Court Allows Gun Company to be Sued
Article from Reason by Jacob Sullum.
Today the Connecticut Supreme Court revived a lawsuit against the manufacturer of the rifle used in the 2012 massacre at Sandy Hook Elementary School in Newtown, the company that distributed the gun, and the store that sold it to the perpetrator’s mother. The court agreed with the trial judge that the plaintiffs, a survivor of the attack and relatives of nine people murdered at the school, could not sue under a theory of “negligent entrustment.” But it said they could sue under the theory that Remington, which owns the company that makes the Bushmaster XM15-E2S rifle used by Sandy Hook shooter Adam Lanza, violated the Connecticut Unfair Trade Practices Act (CUTPA) by marketing the gun, a variation on the Colt AR-15, in a way that emphasized its “militaristic and assaultive qualities.”

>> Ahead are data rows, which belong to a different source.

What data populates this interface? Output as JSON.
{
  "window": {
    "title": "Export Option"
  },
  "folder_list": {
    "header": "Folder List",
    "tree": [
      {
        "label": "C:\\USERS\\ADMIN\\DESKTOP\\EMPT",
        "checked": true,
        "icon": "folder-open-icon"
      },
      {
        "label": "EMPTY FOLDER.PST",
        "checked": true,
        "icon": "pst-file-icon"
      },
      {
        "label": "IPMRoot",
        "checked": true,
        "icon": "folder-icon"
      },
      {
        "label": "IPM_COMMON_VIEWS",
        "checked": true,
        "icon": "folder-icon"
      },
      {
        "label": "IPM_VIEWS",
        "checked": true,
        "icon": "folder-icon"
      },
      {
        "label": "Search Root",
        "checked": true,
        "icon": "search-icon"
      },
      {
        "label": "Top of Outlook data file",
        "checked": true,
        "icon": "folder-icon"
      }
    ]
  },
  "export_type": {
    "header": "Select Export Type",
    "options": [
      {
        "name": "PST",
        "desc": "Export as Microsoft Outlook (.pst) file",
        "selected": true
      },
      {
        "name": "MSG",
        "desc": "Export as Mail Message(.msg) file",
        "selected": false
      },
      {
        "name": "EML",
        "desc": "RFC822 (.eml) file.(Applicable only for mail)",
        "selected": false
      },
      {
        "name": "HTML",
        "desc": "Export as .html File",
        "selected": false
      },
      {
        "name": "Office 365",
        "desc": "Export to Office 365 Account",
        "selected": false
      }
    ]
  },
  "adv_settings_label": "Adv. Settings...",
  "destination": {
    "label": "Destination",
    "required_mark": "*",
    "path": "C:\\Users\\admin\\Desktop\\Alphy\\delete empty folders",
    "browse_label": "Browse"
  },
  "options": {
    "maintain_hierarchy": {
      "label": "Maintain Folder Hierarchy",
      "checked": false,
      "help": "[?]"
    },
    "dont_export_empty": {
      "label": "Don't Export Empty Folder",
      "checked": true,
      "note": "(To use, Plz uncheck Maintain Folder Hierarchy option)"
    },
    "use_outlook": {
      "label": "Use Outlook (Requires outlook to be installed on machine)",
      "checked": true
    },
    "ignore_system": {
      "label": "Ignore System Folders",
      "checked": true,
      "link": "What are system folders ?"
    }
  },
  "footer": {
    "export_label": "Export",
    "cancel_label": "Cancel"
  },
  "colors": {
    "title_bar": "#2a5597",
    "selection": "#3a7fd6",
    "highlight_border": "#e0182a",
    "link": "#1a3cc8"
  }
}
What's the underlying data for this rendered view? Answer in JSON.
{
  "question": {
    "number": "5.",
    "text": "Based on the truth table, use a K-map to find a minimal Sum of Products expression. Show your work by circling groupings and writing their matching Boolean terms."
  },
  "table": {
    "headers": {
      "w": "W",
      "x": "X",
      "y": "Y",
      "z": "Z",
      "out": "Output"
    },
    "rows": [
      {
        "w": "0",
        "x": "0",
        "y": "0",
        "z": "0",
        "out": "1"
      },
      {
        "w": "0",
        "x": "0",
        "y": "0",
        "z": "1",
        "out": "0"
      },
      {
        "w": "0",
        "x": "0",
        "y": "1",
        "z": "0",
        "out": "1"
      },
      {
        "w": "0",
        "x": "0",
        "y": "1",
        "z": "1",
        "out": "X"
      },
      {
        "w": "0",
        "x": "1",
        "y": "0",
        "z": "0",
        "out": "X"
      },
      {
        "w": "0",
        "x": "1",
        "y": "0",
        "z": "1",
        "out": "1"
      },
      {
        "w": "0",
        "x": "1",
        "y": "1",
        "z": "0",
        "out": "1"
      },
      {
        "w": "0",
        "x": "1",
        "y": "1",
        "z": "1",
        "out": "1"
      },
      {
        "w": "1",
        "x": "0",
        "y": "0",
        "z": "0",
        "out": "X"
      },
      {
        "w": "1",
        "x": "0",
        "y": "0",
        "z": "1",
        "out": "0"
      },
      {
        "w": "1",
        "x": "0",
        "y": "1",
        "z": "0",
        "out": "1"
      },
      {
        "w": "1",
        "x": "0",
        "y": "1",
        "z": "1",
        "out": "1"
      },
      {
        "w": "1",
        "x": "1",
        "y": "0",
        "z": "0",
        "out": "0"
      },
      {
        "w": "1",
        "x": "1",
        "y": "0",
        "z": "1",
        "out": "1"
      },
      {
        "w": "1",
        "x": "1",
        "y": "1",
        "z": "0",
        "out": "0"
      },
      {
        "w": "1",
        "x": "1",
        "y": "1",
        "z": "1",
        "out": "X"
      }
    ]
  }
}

Under CUPTA, people can seek damages for injuries caused by “unfair methods of competition and unfair or deceptive acts or practices in the conduct of any trade or commerce.” The Connecticut Supreme Court disagreed with Superior Court Judge Barbara Bellis, who in 2016 ruled that the plaintiffs could not sue under CUPTA because they did not have a “consumer or commercial relationship” with the defendant. It also concluded that CUPTA lawsuits are not barred by a federal law that generally protects gun suppliers from civil liability for crimes committed with their products.
The Protection of Lawful Commerce in Arms Act (PLCAA), which Congress passed in 2005, allows civil actions based on knowing violations of “a State or Federal statute applicable to the sale or marketing of the product” when the violations were “a proximate cause” of harm. “Once we accept the premise that Congress did not intend to immunize firearms suppliers who engage in truly unethical and irresponsible marketing practices promoting criminal conduct,” the court said, “it falls to a jury to decide whether the promotional schemes alleged in the present case rise to the level of illegal trade practices and whether fault for the tragedy can be laid at their feet.”
The plantiffs cite these examples of “unethical and irresponsible marketing practices”:
Read the entire article at Reason.
Image Credit: By Cory Doctorow (Flickr) [CC BY-SA 2.0 (https://creativecommons.org/licenses/by-sa/2.0)], via Wikimedia Commons
This judge if he is a real one is nuts!
Hope the manufacturer prevails or else we will lose our 2nd Amendment Rights!
This is what they want because they are afraid of us. And the millions of us that are not afraid of fighting the government.
next it well be cars ,knifes fast food the judge is nuts
thats just crazy
Why do so many people believe that we need to blame someone other than the person responsible ?
So I guess then that the next time that some punk gets drunk, hops into his mustang and runs over someone that the plaintives will be suing Jack Daniels and the Ford motor Company? What company can even afford to stay in business if that happens?
Typical liberal court in a liberal state that has no regard for truth or decency.
Supreme Court won’t allow it.
So I guess that Conn’s allowance of the Marijuana businesses will be sued next? Advertised as pain relief (for all) it is responsible WAY more than the rifle for its consequences. Heck no, they won’t. This ruling is outside the court’s understanding, and just another case of the judiciary making law by DISTORTING law. They just keep pecking away at our rights. Second Article is a “self-defense and preservation of liberty” right. Not a “hunting” right. Anything the left can do to weaken or remove our freedoms and thus CONTROL Citizens is their ultimate aim. Check this judge’s bank account?
Since the murderer stole the gun, how in the heck can the manufacturer be liable?